Data provided
+--

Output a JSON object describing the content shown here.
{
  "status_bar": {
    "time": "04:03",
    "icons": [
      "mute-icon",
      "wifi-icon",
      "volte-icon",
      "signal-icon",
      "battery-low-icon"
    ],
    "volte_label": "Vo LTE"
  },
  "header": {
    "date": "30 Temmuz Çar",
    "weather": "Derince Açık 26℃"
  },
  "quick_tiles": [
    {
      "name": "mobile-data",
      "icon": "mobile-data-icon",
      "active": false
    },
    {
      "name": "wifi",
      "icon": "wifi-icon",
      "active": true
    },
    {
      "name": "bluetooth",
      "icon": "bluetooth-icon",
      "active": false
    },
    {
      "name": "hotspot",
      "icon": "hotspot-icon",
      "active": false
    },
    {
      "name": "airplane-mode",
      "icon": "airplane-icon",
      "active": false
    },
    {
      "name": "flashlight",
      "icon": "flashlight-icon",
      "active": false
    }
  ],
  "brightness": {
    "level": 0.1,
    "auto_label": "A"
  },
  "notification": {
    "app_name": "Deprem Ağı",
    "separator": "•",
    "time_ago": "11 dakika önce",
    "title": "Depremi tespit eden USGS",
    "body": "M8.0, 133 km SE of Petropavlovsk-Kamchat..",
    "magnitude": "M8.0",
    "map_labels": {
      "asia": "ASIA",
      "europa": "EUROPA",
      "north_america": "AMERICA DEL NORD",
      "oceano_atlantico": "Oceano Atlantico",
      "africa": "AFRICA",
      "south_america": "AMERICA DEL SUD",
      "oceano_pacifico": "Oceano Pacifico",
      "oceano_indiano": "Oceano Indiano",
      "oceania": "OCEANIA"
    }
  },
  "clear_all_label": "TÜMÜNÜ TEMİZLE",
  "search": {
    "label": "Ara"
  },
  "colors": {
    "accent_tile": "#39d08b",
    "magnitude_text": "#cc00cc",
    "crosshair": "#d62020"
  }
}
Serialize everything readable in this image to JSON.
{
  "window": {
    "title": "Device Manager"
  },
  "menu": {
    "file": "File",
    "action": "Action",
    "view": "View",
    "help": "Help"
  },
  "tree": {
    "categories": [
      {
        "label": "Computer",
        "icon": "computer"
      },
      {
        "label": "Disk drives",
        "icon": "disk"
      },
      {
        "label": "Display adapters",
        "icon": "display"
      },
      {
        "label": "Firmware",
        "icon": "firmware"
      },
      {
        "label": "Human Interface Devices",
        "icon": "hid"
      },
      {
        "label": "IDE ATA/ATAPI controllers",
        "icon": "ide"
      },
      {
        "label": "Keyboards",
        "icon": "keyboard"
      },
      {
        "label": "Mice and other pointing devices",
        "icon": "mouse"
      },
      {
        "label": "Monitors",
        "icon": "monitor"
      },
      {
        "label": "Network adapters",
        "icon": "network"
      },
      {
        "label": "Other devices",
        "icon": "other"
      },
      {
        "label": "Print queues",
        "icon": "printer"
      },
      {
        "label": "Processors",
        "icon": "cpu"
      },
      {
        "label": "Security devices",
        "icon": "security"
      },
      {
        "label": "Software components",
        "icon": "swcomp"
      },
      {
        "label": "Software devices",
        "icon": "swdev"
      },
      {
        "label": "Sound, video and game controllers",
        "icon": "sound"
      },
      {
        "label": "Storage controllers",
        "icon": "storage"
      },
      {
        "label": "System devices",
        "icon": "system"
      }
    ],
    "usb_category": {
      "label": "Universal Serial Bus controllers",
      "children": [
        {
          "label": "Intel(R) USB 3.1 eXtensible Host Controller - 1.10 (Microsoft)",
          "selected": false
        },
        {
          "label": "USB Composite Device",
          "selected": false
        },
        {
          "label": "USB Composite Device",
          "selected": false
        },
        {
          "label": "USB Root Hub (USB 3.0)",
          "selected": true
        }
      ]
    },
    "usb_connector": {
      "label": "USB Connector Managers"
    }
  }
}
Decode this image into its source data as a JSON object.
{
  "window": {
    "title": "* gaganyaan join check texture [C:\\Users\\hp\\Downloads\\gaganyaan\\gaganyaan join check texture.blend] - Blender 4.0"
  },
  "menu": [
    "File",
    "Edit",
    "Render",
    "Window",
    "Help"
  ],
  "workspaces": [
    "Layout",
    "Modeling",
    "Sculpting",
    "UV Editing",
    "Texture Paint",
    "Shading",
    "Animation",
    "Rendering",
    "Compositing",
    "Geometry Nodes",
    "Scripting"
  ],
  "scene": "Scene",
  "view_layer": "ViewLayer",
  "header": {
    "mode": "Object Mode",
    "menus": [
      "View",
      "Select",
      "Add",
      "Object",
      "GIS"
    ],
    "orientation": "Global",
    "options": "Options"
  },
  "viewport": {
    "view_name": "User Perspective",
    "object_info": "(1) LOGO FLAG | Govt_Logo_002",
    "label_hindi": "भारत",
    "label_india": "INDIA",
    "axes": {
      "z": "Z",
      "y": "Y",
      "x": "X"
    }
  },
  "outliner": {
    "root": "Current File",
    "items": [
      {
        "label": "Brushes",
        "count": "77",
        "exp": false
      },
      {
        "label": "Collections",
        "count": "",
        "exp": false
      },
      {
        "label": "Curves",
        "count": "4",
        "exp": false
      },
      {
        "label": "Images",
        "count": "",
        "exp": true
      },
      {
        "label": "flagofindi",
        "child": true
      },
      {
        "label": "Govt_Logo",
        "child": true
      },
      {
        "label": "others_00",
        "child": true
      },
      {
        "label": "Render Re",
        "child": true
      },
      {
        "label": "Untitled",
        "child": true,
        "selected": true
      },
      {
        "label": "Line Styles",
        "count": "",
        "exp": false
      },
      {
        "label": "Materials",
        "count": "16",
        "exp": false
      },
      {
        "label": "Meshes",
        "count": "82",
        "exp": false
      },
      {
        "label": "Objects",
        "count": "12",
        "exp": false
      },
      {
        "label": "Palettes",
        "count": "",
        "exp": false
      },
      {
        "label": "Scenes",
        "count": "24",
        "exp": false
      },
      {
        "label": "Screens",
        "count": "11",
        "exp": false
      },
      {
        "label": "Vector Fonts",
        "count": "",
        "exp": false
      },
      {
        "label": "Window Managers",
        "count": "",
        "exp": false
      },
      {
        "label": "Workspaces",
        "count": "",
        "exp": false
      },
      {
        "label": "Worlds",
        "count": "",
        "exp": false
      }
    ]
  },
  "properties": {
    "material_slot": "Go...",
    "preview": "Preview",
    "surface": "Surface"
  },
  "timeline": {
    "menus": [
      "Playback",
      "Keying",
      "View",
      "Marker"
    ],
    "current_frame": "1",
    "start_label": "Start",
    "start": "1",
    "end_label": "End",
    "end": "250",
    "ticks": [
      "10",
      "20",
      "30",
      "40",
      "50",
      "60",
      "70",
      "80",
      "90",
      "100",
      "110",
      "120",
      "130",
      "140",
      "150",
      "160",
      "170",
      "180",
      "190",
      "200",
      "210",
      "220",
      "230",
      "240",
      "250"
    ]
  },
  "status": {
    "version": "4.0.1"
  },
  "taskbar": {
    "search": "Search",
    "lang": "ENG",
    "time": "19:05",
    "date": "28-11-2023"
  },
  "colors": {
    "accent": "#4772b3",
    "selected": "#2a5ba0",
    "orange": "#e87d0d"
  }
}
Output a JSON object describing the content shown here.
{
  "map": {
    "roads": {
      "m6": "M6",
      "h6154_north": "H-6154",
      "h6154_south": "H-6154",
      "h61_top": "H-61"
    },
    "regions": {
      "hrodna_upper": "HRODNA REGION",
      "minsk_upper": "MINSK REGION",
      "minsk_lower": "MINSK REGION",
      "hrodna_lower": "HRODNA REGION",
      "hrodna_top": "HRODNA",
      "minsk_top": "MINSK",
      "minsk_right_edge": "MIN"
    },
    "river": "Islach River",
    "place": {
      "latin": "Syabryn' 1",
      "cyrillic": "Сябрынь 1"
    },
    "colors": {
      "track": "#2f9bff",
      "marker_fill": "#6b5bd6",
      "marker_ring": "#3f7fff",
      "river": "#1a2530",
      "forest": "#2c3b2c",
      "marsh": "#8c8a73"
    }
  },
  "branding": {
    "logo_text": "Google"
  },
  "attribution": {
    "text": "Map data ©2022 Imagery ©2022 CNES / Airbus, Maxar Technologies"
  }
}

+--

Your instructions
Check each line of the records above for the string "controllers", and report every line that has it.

Written answer
        "label": "IDE ATA/ATAPI controllers",
        "label": "Sound, video and game controllers",
        "label": "Storage controllers",
      "label": "Universal Serial Bus controllers",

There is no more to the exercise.